WHAT TO WORK ON.
Each entry should be copied as it stands, leaving the pictures behind.

[Stored data entries]
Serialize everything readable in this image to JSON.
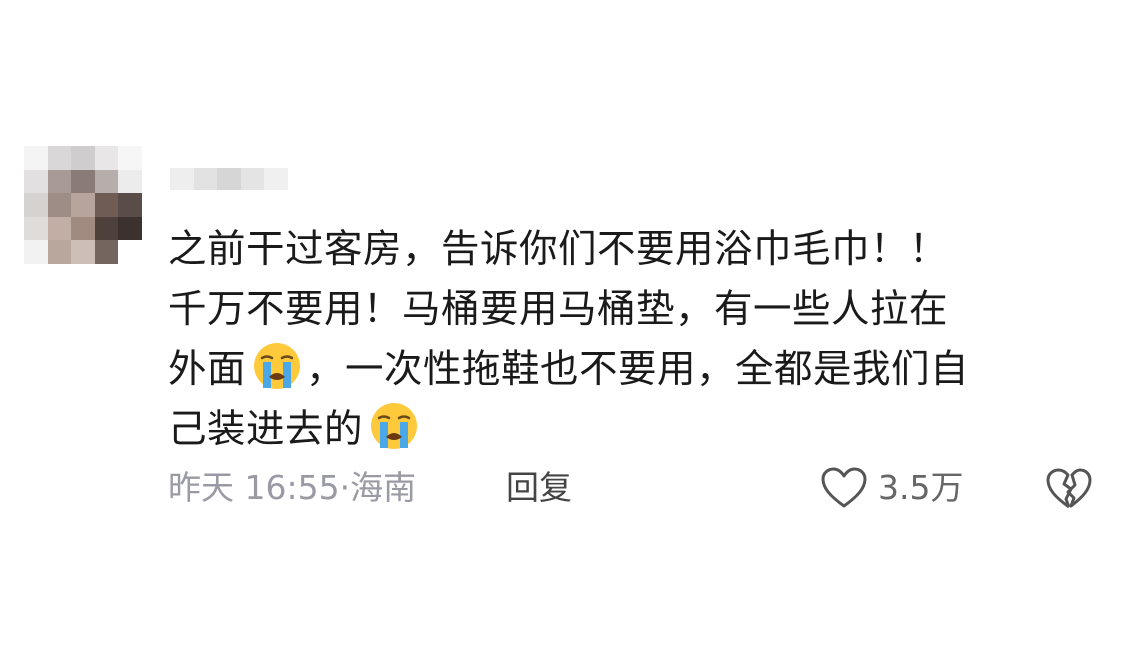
{
  "comment": {
    "lines": [
      "之前干过客房，告诉你们不要用浴巾毛巾！！",
      "千万不要用！马桶要用马桶垫，有一些人拉在",
      "外面",
      "，一次性拖鞋也不要用，全都是我们自",
      "己装进去的"
    ],
    "emoji": "loudly-crying-face",
    "timestamp": "昨天 16:55",
    "separator": "·",
    "location": "海南",
    "reply_label": "回复",
    "like_count": "3.5万"
  },
  "colors": {
    "text": "#1a1a1a",
    "meta": "#9a9aa4",
    "icon": "#555555",
    "emoji_face": "#ffc93c",
    "emoji_tears": "#4aa8e8"
  }
}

EXERCISE ANSWER.
Serialize everything readable in this image to JSON.
{
  "comment": {
    "lines": [
      "之前干过客房，告诉你们不要用浴巾毛巾！！",
      "千万不要用！马桶要用马桶垫，有一些人拉在",
      "外面",
      "，一次性拖鞋也不要用，全都是我们自",
      "己装进去的"
    ],
    "emoji": "loudly-crying-face",
    "timestamp": "昨天 16:55",
    "separator": "·",
    "location": "海南",
    "reply_label": "回复",
    "like_count": "3.5万"
  },
  "colors": {
    "text": "#1a1a1a",
    "meta": "#9a9aa4",
    "icon": "#555555",
    "emoji_face": "#ffc93c",
    "emoji_tears": "#4aa8e8"
  }
}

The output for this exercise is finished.